- [Dataset rows describing interfaces]:
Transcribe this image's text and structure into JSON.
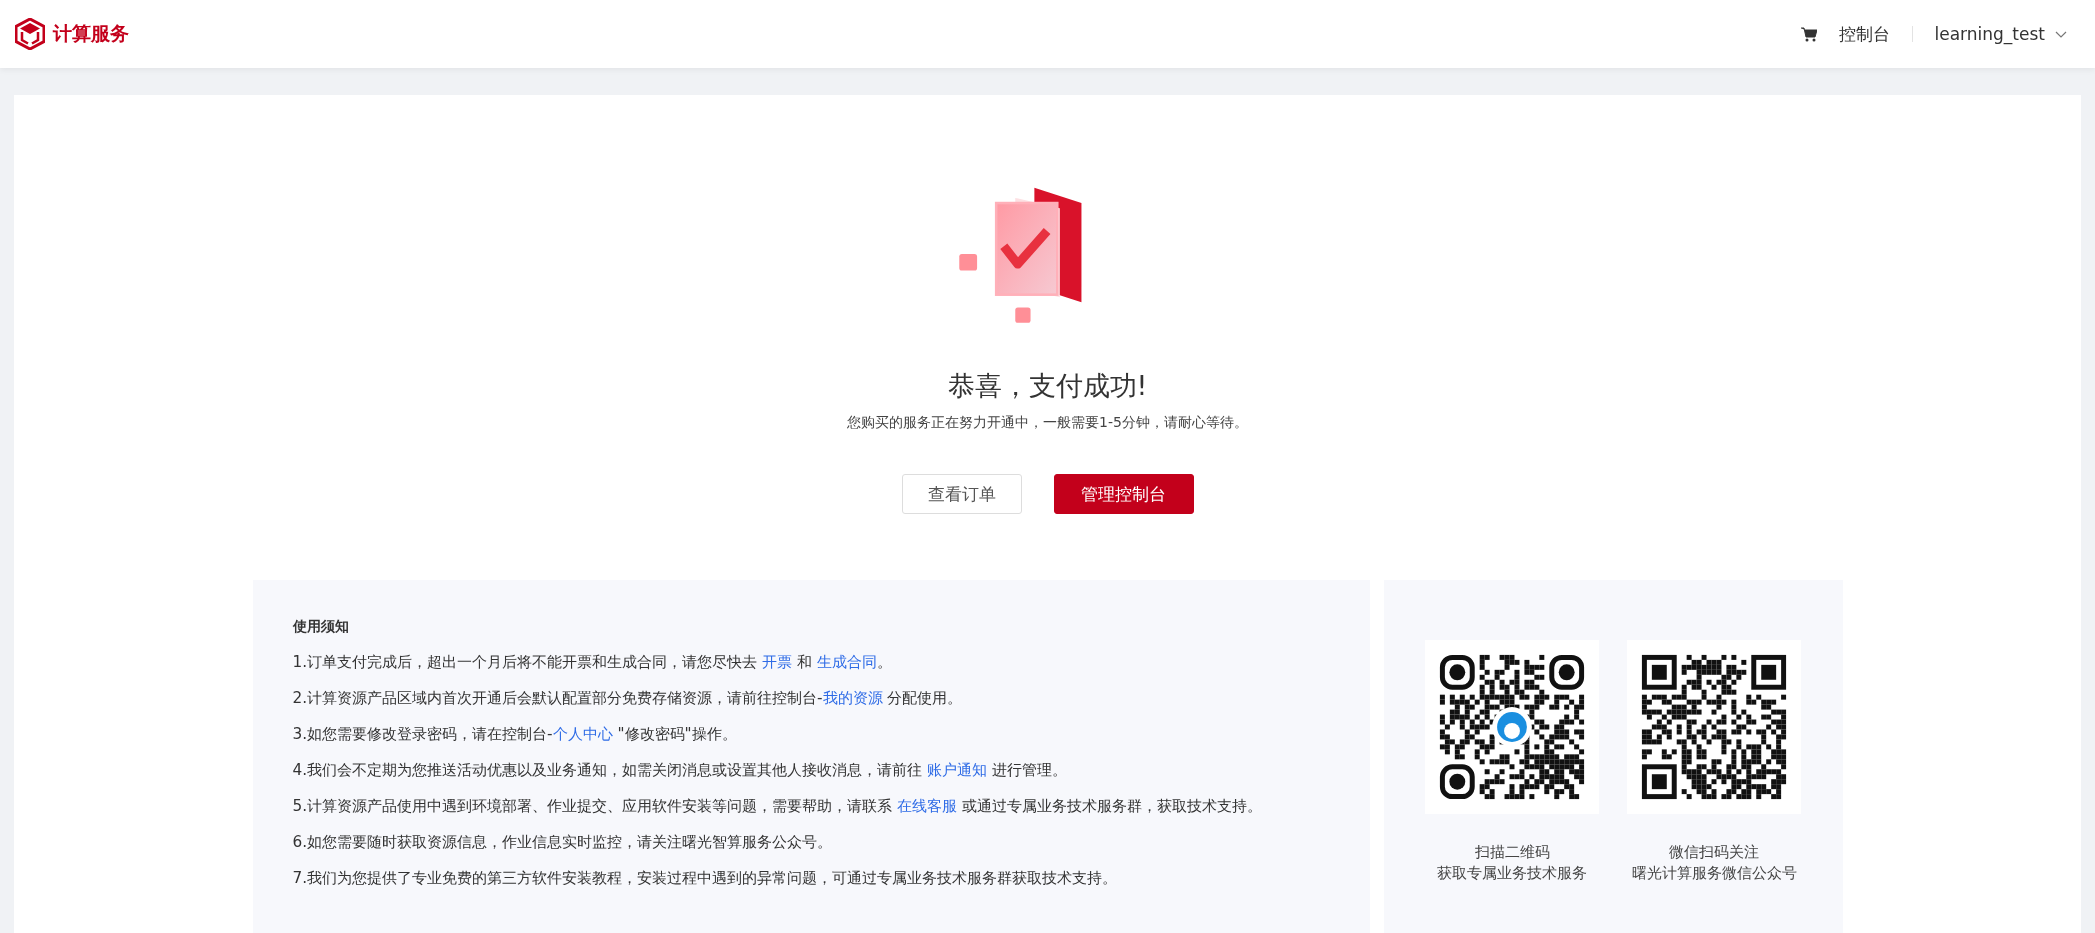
{
  "header": {
    "logo_text": "计算服务",
    "console_link": "控制台",
    "user": "learning_test"
  },
  "result": {
    "title": "恭喜，支付成功!",
    "subtitle": "您购买的服务正在努力开通中，一般需要1-5分钟，请耐心等待。",
    "buttons": [
      {
        "label": "查看订单",
        "kind": "secondary"
      },
      {
        "label": "管理控制台",
        "kind": "primary"
      }
    ]
  },
  "notice": {
    "title": "使用须知",
    "items": [
      [
        {
          "kind": "text",
          "text": "1.订单支付完成后，超出一个月后将不能开票和生成合同，请您尽快去 "
        },
        {
          "kind": "link",
          "text": "开票"
        },
        {
          "kind": "text",
          "text": " 和 "
        },
        {
          "kind": "link",
          "text": "生成合同"
        },
        {
          "kind": "text",
          "text": "。"
        }
      ],
      [
        {
          "kind": "text",
          "text": "2.计算资源产品区域内首次开通后会默认配置部分免费存储资源，请前往控制台-"
        },
        {
          "kind": "link",
          "text": "我的资源"
        },
        {
          "kind": "text",
          "text": " 分配使用。"
        }
      ],
      [
        {
          "kind": "text",
          "text": "3.如您需要修改登录密码，请在控制台-"
        },
        {
          "kind": "link",
          "text": "个人中心"
        },
        {
          "kind": "text",
          "text": " \"修改密码\"操作。"
        }
      ],
      [
        {
          "kind": "text",
          "text": "4.我们会不定期为您推送活动优惠以及业务通知，如需关闭消息或设置其他人接收消息，请前往 "
        },
        {
          "kind": "link",
          "text": "账户通知"
        },
        {
          "kind": "text",
          "text": " 进行管理。"
        }
      ],
      [
        {
          "kind": "text",
          "text": "5.计算资源产品使用中遇到环境部署、作业提交、应用软件安装等问题，需要帮助，请联系 "
        },
        {
          "kind": "link",
          "text": "在线客服"
        },
        {
          "kind": "text",
          "text": " 或通过专属业务技术服务群，获取技术支持。"
        }
      ],
      [
        {
          "kind": "text",
          "text": "6.如您需要随时获取资源信息，作业信息实时监控，请关注曙光智算服务公众号。"
        }
      ],
      [
        {
          "kind": "text",
          "text": "7.我们为您提供了专业免费的第三方软件安装教程，安装过程中遇到的异常问题，可通过专属业务技术服务群获取技术支持。"
        }
      ]
    ]
  },
  "qr_codes": [
    {
      "kind": "support",
      "lines": [
        "扫描二维码",
        "获取专属业务技术服务"
      ]
    },
    {
      "kind": "plain",
      "lines": [
        "微信扫码关注",
        "曙光计算服务微信公众号"
      ]
    }
  ]
}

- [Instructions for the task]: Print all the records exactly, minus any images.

- [Result]:
Transcribe this image's text and structure into JSON.
{
  "header": {
    "logo_text": "计算服务",
    "console_link": "控制台",
    "user": "learning_test"
  },
  "result": {
    "title": "恭喜，支付成功!",
    "subtitle": "您购买的服务正在努力开通中，一般需要1-5分钟，请耐心等待。",
    "buttons": [
      {
        "label": "查看订单",
        "kind": "secondary"
      },
      {
        "label": "管理控制台",
        "kind": "primary"
      }
    ]
  },
  "notice": {
    "title": "使用须知",
    "items": [
      [
        {
          "kind": "text",
          "text": "1.订单支付完成后，超出一个月后将不能开票和生成合同，请您尽快去 "
        },
        {
          "kind": "link",
          "text": "开票"
        },
        {
          "kind": "text",
          "text": " 和 "
        },
        {
          "kind": "link",
          "text": "生成合同"
        },
        {
          "kind": "text",
          "text": "。"
        }
      ],
      [
        {
          "kind": "text",
          "text": "2.计算资源产品区域内首次开通后会默认配置部分免费存储资源，请前往控制台-"
        },
        {
          "kind": "link",
          "text": "我的资源"
        },
        {
          "kind": "text",
          "text": " 分配使用。"
        }
      ],
      [
        {
          "kind": "text",
          "text": "3.如您需要修改登录密码，请在控制台-"
        },
        {
          "kind": "link",
          "text": "个人中心"
        },
        {
          "kind": "text",
          "text": " \"修改密码\"操作。"
        }
      ],
      [
        {
          "kind": "text",
          "text": "4.我们会不定期为您推送活动优惠以及业务通知，如需关闭消息或设置其他人接收消息，请前往 "
        },
        {
          "kind": "link",
          "text": "账户通知"
        },
        {
          "kind": "text",
          "text": " 进行管理。"
        }
      ],
      [
        {
          "kind": "text",
          "text": "5.计算资源产品使用中遇到环境部署、作业提交、应用软件安装等问题，需要帮助，请联系 "
        },
        {
          "kind": "link",
          "text": "在线客服"
        },
        {
          "kind": "text",
          "text": " 或通过专属业务技术服务群，获取技术支持。"
        }
      ],
      [
        {
          "kind": "text",
          "text": "6.如您需要随时获取资源信息，作业信息实时监控，请关注曙光智算服务公众号。"
        }
      ],
      [
        {
          "kind": "text",
          "text": "7.我们为您提供了专业免费的第三方软件安装教程，安装过程中遇到的异常问题，可通过专属业务技术服务群获取技术支持。"
        }
      ]
    ]
  },
  "qr_codes": [
    {
      "kind": "support",
      "lines": [
        "扫描二维码",
        "获取专属业务技术服务"
      ]
    },
    {
      "kind": "plain",
      "lines": [
        "微信扫码关注",
        "曙光计算服务微信公众号"
      ]
    }
  ]
}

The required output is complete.